Yeah, that strikes me as being quite like Britain today - even before one gets into in business of 'public service reform', performance targets and the near universal 'gaming' of these things. There is no real social mobility, no real opportunity for individualism. Chris Grayling is right, inadvertently.


  1. Hi Charlie,
    I'm approaching the end of the second series of The Wire - watched on your recommendation and I haven't been disappointed. I think your analysis of it is pretty damn sharp. It's funny, having spoken to a number of people about it I'm interested in how they have interpreted it. Of course, it's a cop show, but most seem to talk in their own way about the structures that the characters find themselves caught in, so much so that I suspect that what accounts for the series' cult success is the way in which it has tapped into a set of middle class/professional anxieties about their own relative powerlessness in the face of bigger and corrupting forces. I confess this is one of the attractions of the show for myself. I've never been to Baltimore, I've never hug in 'the hood' but the environment is eerily familiar.

  2. It ain't just a cop show, though, is it? Wait till you see series 4 and its' take on the school system...

    There are days when I think that there is nothing relative about my personal powerlessness.

  3. Oh well, that's me intellectually out-gunned. Merrily toss around the names of Parsons and Althusser I might, but then Will, a bloody real sociologist, turns up and comes over all Weberian

    What's even scarier is that he's got two mates who manage to weave Jameson, Harvey and even Polanyi into the mix. I can feel a Goldsmith's undergraduate course on The Wire coming on, I really can.& What better way to accumulate thousands of pounds worth of student debt might there be I ask you?
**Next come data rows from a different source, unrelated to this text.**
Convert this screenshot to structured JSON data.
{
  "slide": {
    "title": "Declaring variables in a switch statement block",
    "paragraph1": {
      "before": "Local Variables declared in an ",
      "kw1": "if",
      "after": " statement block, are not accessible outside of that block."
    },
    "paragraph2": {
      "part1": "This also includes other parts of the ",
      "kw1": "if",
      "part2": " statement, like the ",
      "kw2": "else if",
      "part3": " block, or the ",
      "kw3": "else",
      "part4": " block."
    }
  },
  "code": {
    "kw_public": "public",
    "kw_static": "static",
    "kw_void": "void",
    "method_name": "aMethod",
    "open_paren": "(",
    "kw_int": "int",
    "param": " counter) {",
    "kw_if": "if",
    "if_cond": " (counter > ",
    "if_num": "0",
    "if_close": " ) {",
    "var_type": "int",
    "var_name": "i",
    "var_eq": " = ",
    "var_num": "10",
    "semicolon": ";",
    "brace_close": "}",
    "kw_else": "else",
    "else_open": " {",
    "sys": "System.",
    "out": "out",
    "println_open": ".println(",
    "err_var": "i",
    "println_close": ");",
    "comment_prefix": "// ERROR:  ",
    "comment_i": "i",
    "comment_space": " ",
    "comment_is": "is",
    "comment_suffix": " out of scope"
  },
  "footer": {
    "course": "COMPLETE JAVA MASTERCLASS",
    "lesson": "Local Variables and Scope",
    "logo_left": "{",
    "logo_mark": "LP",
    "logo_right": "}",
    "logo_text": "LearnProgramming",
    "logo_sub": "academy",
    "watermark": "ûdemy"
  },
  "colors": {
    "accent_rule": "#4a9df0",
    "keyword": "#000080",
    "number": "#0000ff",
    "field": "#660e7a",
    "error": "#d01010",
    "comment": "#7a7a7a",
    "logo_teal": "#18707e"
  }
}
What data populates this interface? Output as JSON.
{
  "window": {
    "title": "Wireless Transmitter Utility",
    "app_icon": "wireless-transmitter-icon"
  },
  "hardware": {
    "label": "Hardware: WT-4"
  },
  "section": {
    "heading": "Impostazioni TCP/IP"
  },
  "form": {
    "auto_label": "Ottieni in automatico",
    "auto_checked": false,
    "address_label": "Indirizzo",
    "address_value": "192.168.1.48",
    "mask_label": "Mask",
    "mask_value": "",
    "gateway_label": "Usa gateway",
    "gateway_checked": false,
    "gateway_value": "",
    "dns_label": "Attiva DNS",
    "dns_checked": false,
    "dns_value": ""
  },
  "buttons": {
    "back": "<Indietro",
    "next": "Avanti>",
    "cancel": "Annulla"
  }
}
    But, hey, never mind. I did the Facebook 'What Wire Character Are You?' Test - and came out as Lester Freamon. Now there's a true organic intellectual if you as me...